This content was published on January 21, 2019 4:03 PM Jan 21, 2019 – 16:03
Many Russian men aspire to one of the influential sons of the Soviet scientist, Nikolai Grammatov (1918-2000)
Two months ago this newspaper published an interesting insight into Russia, the life of one of the greatest Russian scientists of all time, Nikolai Grammatov (1888-2000), and his wife Natalia’s life in the US. Now we turn to Moscow to see what life is like for the Russian emigre couple in their adopted homeland.
It is the summer of 1988, and the Lady Grammatov is still waiting to come home from New York. She is coming to travel back to Russia to deal with her mother’s affairs and to prepare herself for her move to the US. Now 45 years old, Natalia Grammatov is considered to be the most important woman in Russia. After her family has completed their studies, Natalia and her husband Nikola have joined the prestigious Marshal’s Company as an active member.
While Aleksandr and Natalia have made their mark in Russian culture, the repercussions of the Soviet Union’s collapse are felt by millions of Russian citizens: there are huge difficulties in the labour market, mass migrations, and employers who do not want to hire workers from their native countries. Out of pragmatism, Aleksandr and Natalia, as well as their fellow Marshall’s Company members, decided to join their husbands, and in 1987, in the wake of the Soviet Union’s breakup, they began travelling the world in search of a better life, especially one where they could experience new things.
After nine years, most of whom were spent at the American Embassy in Moscow, Aleksandr Grammatov was persuaded to return to Russia and his wife to move to New York. They settled in Hollywood, on a block filled with people from around the world, and set up their house. For a while, they were content, and at one point they even found some work. But things had changed: in 1987, you could rent a small apartment in the basement of the US Embassy, and with the liberalization of Russian labour laws, it was possible to find work. It meant that Aleksandr was able to work part-time for a tiny restaurant while Natalia earned the equivalent of $40 per month as a part-time housekeeper. But there were only two other people employed at the restaurant, and its owner discovered they were married.
Natalia, then 34, was forced to accept the low-level job. For a while, the couple tried to maintain their normal lives, going to the gym and attending Chinese New Year festivals in Hollywood. But their situation soon deteriorated: starting from $40 per month, Natalia was down to about $100 per month, and Aleksandr found it impossible to manage. At the beginning of 1988, Natalia’s father was very sick, and she was unable to make any effort to compensate him.
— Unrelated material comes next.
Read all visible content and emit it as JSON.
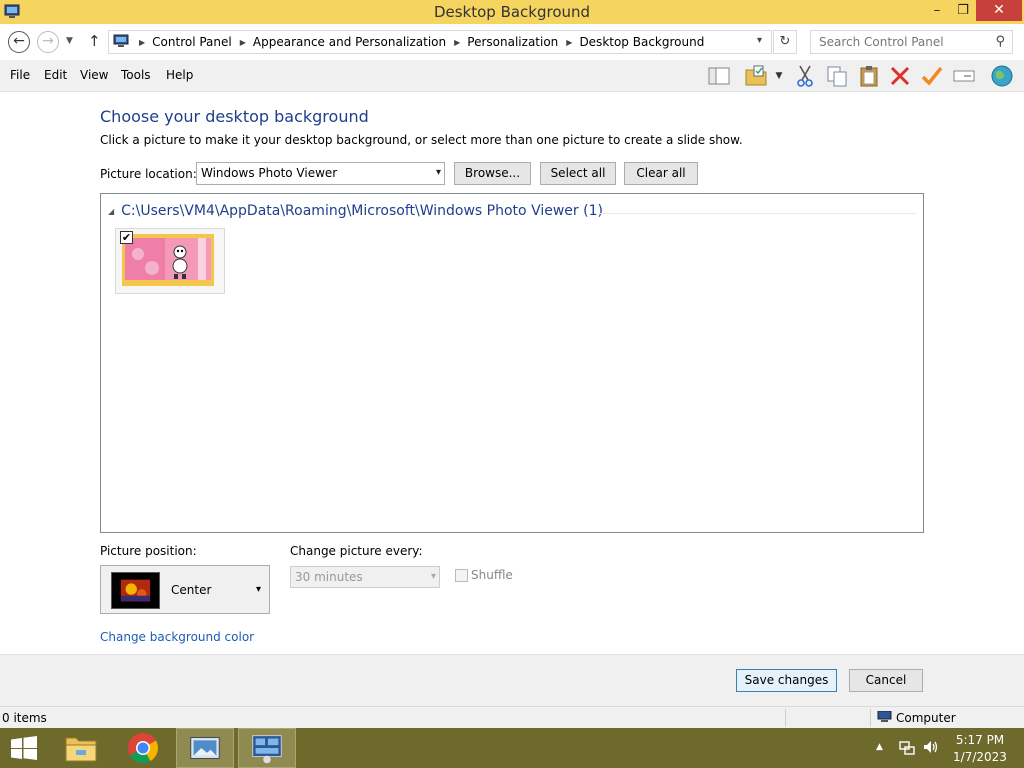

Aleksandr, who was gradually falling behind on the mortgage payments, understood that the situation could not continue, and decided to return to Russia. It was then that his wife left Russia with only the clothes on her back. With the American Embassy in Moscow as his first port of call, the legendary Marshall’s Company offered a new life to a proud emigre from Moscow. Natalia and Aleksander paid $12,000 for a two-year lease on an apartment, which they rented immediately.
Many Russian men aspire to one of the influential sons of the Soviet scientist, Nikolai Grammatov (1918-2000), such as his younger brother Viktor, who was at times described as the richest son of the Soviet leader, Leonid Brezhnev. Viktor has become a successful entrepreneur.
Numerous Russian wives of Marshall’s Company members have achieved a little bit of a middle-class existence. A few have fought to stay in the US against the odds. However, Natalia Grammatov is considered an exception: her husband made a second visit to the US in 1990. On this occasion, they travelled for several months to build the yard they planned to build next to their house. However, this new dream project was put on hold and she returned to the US in 1991.
Swiss migration journalism on the press website Grzegorz Dilewski is the author of Front line for Moscow’s Technological Advancesexternal link. He left the Marshall’s Company in 1987 and has lived in Russia since 1990.